In Fig. 1 the reference numeral 20 is applied to each of four strands making up a nylon cord, magnified about fifteen or twenty diameters. After the strands are twisted together a covering 2| of braided cotton threads is formed around the nylon cord. By means of a covering of this kind the rubber or other plastic contacts the cotton fibers only, making a firm connection with them, while the enclosed nylon cord is free to slide within the covering and hence promotes flexing of the finished tire when in use and reduces the power required to drive a wheel so equipped.
In Fig. 2 the four nylon strands making up a nylon cord are indicated at 30. In this case the covering for the nylon is made up of a winding 3! of cotton thread or cord. The general efiect is much the same as in the case of the covering illustrated in Fig. 1, and has the same advantages.
It will be understood that either of the cotton covered nylon cords illustrated in Figs. 1 and 2 may be used exclusively in making up a fabric similar to that illustrated in Fig. 3, that is to say in such cases all cords are covered and no nylon is exposed to the rubber or other plastic. The adhesion of the rubber to the fabric therefore is at least as good as with ordinary cotton fabric. In fact when short staple cotton is used, as it may well be, the adhesion is better than in the case of fabric made from high grade long staple cotton.
Having thus described my invention, I claim:

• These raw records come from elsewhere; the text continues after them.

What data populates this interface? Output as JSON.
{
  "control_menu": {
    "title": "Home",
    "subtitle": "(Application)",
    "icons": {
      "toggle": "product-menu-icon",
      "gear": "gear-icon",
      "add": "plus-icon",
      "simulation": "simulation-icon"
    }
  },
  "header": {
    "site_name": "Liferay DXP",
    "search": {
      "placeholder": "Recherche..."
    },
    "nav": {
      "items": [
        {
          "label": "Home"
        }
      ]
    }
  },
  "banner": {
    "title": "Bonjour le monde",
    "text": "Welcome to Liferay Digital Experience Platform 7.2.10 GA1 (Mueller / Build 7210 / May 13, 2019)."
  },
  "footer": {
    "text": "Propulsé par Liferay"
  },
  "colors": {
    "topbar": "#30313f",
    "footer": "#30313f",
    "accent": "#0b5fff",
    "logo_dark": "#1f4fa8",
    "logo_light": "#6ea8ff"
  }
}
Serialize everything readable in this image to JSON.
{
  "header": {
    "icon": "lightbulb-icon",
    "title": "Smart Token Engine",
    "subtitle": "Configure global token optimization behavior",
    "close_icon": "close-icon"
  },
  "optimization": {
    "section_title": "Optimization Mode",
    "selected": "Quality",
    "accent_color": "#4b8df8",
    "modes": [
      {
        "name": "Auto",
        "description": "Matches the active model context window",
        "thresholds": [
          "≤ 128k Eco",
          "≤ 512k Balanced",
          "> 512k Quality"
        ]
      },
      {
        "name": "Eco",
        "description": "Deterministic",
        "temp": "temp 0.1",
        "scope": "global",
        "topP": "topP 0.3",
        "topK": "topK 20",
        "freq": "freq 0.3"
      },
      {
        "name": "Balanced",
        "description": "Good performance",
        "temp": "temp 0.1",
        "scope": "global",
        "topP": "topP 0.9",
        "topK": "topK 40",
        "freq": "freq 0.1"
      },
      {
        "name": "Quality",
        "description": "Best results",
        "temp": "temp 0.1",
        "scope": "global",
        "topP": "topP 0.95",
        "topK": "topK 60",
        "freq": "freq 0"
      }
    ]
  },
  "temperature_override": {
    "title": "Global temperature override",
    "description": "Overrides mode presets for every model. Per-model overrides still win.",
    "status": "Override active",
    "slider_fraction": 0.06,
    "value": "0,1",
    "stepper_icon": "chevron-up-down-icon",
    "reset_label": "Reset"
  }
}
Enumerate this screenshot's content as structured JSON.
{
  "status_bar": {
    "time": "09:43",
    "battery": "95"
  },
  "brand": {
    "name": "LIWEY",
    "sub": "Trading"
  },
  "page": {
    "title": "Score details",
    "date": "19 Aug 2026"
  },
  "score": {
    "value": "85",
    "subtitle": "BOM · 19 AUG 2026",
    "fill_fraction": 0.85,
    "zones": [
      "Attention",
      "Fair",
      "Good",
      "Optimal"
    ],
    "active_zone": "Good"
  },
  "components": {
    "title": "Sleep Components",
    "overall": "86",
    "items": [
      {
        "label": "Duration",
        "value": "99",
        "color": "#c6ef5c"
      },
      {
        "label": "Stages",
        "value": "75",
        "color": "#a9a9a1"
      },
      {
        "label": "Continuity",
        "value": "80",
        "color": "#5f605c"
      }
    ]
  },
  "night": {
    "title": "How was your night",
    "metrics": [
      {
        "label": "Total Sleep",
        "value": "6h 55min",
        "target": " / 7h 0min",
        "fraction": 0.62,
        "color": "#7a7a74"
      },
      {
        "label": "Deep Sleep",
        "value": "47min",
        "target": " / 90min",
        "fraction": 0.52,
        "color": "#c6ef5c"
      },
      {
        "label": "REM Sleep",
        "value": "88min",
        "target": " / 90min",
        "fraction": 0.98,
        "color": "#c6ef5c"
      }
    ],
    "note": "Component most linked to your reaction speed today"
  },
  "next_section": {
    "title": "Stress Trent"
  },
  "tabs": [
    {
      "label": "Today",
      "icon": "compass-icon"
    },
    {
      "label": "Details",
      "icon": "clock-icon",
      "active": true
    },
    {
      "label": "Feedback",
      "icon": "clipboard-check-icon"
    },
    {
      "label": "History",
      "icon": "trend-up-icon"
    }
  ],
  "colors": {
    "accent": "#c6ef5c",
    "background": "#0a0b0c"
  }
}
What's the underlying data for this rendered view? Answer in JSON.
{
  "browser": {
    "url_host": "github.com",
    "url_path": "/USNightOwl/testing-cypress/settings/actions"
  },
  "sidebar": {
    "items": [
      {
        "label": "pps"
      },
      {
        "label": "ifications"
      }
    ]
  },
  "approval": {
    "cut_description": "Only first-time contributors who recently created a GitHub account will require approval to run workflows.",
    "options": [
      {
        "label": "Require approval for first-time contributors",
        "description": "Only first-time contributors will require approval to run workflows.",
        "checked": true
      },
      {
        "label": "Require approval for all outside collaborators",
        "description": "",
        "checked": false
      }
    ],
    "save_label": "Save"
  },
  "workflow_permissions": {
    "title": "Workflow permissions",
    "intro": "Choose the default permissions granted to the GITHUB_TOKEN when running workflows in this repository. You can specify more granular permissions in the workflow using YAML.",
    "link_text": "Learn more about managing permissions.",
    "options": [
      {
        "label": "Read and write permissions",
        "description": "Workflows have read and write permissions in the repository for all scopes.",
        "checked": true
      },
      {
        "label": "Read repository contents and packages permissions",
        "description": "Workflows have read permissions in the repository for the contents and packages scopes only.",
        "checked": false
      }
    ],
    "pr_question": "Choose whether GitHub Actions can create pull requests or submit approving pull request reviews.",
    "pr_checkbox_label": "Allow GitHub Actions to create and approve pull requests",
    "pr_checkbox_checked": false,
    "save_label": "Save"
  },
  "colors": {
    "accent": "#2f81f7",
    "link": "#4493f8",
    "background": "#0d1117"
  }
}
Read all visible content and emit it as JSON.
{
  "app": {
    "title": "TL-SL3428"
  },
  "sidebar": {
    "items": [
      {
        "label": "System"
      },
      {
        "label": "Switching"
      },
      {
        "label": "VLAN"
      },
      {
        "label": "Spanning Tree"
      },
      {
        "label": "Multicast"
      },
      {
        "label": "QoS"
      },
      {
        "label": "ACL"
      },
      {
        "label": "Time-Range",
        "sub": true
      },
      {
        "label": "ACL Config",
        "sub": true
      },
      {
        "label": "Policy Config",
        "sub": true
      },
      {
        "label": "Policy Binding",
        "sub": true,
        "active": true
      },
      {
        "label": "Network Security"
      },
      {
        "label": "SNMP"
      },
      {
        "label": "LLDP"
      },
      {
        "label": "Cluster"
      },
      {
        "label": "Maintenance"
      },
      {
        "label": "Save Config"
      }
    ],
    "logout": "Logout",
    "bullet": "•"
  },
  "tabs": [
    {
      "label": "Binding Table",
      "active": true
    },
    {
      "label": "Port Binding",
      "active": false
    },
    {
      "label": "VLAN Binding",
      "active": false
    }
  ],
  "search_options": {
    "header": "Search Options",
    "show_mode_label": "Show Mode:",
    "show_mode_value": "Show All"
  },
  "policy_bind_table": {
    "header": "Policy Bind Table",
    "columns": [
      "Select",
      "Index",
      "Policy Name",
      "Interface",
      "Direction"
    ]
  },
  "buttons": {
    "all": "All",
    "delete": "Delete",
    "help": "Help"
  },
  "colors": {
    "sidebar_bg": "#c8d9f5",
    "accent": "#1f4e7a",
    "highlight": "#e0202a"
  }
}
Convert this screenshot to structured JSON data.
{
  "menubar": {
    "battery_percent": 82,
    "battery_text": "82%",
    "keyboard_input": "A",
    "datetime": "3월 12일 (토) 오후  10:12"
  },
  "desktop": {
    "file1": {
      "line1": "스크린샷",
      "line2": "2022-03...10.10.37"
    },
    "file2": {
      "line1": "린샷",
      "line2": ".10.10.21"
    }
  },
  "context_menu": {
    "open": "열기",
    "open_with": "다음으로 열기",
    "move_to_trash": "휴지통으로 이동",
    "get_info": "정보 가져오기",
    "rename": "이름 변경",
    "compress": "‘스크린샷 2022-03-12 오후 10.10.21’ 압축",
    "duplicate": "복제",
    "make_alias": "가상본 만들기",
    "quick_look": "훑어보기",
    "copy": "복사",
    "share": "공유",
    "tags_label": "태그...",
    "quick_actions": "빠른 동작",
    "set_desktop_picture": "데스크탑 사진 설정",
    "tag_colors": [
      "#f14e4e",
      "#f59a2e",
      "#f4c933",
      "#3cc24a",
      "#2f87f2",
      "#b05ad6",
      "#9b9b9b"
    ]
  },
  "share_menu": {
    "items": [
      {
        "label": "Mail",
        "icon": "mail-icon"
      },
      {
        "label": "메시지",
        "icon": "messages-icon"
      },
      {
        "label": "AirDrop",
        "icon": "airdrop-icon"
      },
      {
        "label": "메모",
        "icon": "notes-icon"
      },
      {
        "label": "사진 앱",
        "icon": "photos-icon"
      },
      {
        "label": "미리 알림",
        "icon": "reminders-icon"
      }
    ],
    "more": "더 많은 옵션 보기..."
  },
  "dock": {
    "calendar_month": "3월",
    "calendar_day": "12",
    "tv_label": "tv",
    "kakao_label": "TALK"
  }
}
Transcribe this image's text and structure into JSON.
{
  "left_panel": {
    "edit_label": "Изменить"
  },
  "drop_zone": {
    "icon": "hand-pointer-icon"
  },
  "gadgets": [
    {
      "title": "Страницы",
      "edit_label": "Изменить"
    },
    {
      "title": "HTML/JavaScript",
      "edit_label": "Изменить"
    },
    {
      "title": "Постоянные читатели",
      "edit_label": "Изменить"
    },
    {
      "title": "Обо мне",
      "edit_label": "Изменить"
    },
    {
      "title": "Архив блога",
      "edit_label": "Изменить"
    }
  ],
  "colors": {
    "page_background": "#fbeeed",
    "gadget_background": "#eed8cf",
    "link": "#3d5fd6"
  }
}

1. A fabric for use in the manufacture of tires and other rubber articles, comprising nylon cords certain of which are encased in fibrous material having non-continuous filaments, said encased cords being disposed side by side in juxtaposition and bound together by an adhesive coating containing rubber, the nylon cords being free to stretch lengthwise within and independently of said fibrous material.
2. A fabric as defined in claim 1, wherein the said fibrous material consists of vegetable fibers.
3. A fabric as defined in claim 1, wherein the said fibrous material consists of cotton fibers.
4. A fabric as defined in claim 1, wherein said fibrous material consists of cotton yarn.
5. A fabric as defined in claim 4, wherein said cotton yarn is of the type known as short fiber yarn.
6. A fabric for use in the manufacture of tires and other rubber articles, comprising nylon cords covered with a winding of cotton yarn, said covered cords being disposed side by side in juxtaposition and bound together by an adhesive coating containing rubber, the nylon cords being free to stretch lengthwise independently of said covering. 7
'7. A fabric for use in the manufacture of tires and other rubber articles, comprising nylon cords REFERENCES CITED The following references are of record in the file of this patent:
UNITED STATES PATENTS Number Name Date 2,298,071 Smith Oct. 6, 1942 2,313,058 Francis, Jr. Mar. 9, 1943